With a somewhat awkwardly constructed libretto by Giovanni Francesco Busenello, L’incoronazione di Poppea was first premièred in Venice during the 1643 carnival season, although it’s subject matter, revolving around lust, treachery and adultery was far from light-hearted. With a breathtakingly rich and undulating musicality, as mesmerising to audiences four hundred years on, it tells the complicated history of Emperor Nero (Anna Harvey) and his lover Poppea as he seeks to cast off his wife and anyone who stands in his way.
The powerful Troncoso, mezzo-soprano Harvey and countertenor Matthew Paine as Ottone who fights to retain Poppea’s love, are the outstanding members of a cast who otherwise show their vocal and acting inexperience. An opening series of Goddesses, portrayed as temperamental, backpack-wearing girl-gang teenagers who write graffiti to reflect the themes of the unfolding drama, is a far from sympathetic interpretation of what proved a landmark moment for opera. The stand-out performances were nevertheless more than enough to redeem this L’incoronazione di Poppea and deliver a highly enjoyable evening filled with impressive arias and duets worthy of the pioneering composer.
The reviewer saw L’Incoronazione di Poppea at Longborough Festival Opera on 2 August 2018. Sung in Italian with English subtitles. The 2019 Longborough Opera Season has just been announced.
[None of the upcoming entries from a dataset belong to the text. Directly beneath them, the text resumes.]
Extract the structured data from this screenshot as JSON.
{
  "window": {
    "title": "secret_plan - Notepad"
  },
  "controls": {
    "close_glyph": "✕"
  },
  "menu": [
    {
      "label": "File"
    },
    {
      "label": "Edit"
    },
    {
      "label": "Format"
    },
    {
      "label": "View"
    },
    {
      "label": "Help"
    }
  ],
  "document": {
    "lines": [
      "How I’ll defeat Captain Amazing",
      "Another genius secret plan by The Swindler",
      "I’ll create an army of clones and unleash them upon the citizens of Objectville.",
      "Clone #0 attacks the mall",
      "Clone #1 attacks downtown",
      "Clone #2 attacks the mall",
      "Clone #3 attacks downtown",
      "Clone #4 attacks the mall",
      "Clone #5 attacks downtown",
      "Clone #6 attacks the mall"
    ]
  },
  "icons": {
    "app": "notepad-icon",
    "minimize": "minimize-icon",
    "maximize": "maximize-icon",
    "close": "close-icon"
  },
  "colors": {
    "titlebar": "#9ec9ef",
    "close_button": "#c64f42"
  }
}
Click here for the full programme and how to book. Images by Matthew Williams-Ellis.